- _Instructions for the task_
Every line of the material is to be quoted verbatim, minus the pictures.

- _Data for review_
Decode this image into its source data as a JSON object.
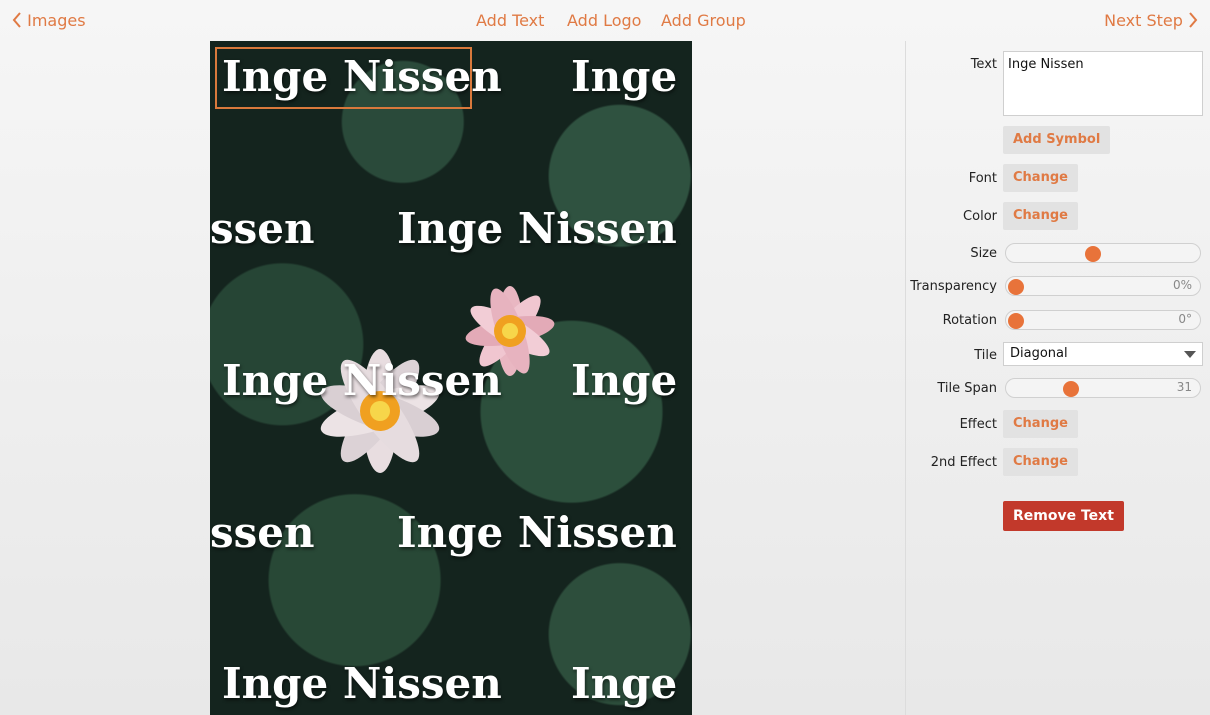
{
  "nav": {
    "back_label": "Images",
    "add_text": "Add Text",
    "add_logo": "Add Logo",
    "add_group": "Add Group",
    "next_label": "Next Step",
    "accent_color": "#e07a44"
  },
  "canvas": {
    "watermark_text": "Inge Nissen",
    "watermark_partial_left": "ssen",
    "watermark_partial_right": "Inge N"
  },
  "panel": {
    "text_label": "Text",
    "text_value": "Inge Nissen",
    "add_symbol": "Add Symbol",
    "font_label": "Font",
    "font_button": "Change",
    "color_label": "Color",
    "color_button": "Change",
    "size_label": "Size",
    "size_value": 0.44,
    "transparency_label": "Transparency",
    "transparency_value": 0,
    "transparency_display": "0%",
    "rotation_label": "Rotation",
    "rotation_value": 0,
    "rotation_display": "0°",
    "tile_label": "Tile",
    "tile_value": "Diagonal",
    "tile_span_label": "Tile Span",
    "tile_span_value": 31,
    "tile_span_display": "31",
    "effect_label": "Effect",
    "effect_button": "Change",
    "effect2_label": "2nd Effect",
    "effect2_button": "Change",
    "remove_label": "Remove Text",
    "remove_color": "#c2392b",
    "slider_knob_color": "#e8733a"
  }
}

- _Result for this exercise_
Decode this image into its source data as a JSON object.
{
  "nav": {
    "back_label": "Images",
    "add_text": "Add Text",
    "add_logo": "Add Logo",
    "add_group": "Add Group",
    "next_label": "Next Step",
    "accent_color": "#e07a44"
  },
  "canvas": {
    "watermark_text": "Inge Nissen",
    "watermark_partial_left": "ssen",
    "watermark_partial_right": "Inge N"
  },
  "panel": {
    "text_label": "Text",
    "text_value": "Inge Nissen",
    "add_symbol": "Add Symbol",
    "font_label": "Font",
    "font_button": "Change",
    "color_label": "Color",
    "color_button": "Change",
    "size_label": "Size",
    "size_value": 0.44,
    "transparency_label": "Transparency",
    "transparency_value": 0,
    "transparency_display": "0%",
    "rotation_label": "Rotation",
    "rotation_value": 0,
    "rotation_display": "0°",
    "tile_label": "Tile",
    "tile_value": "Diagonal",
    "tile_span_label": "Tile Span",
    "tile_span_value": 31,
    "tile_span_display": "31",
    "effect_label": "Effect",
    "effect_button": "Change",
    "effect2_label": "2nd Effect",
    "effect2_button": "Change",
    "remove_label": "Remove Text",
    "remove_color": "#c2392b",
    "slider_knob_color": "#e8733a"
  }
}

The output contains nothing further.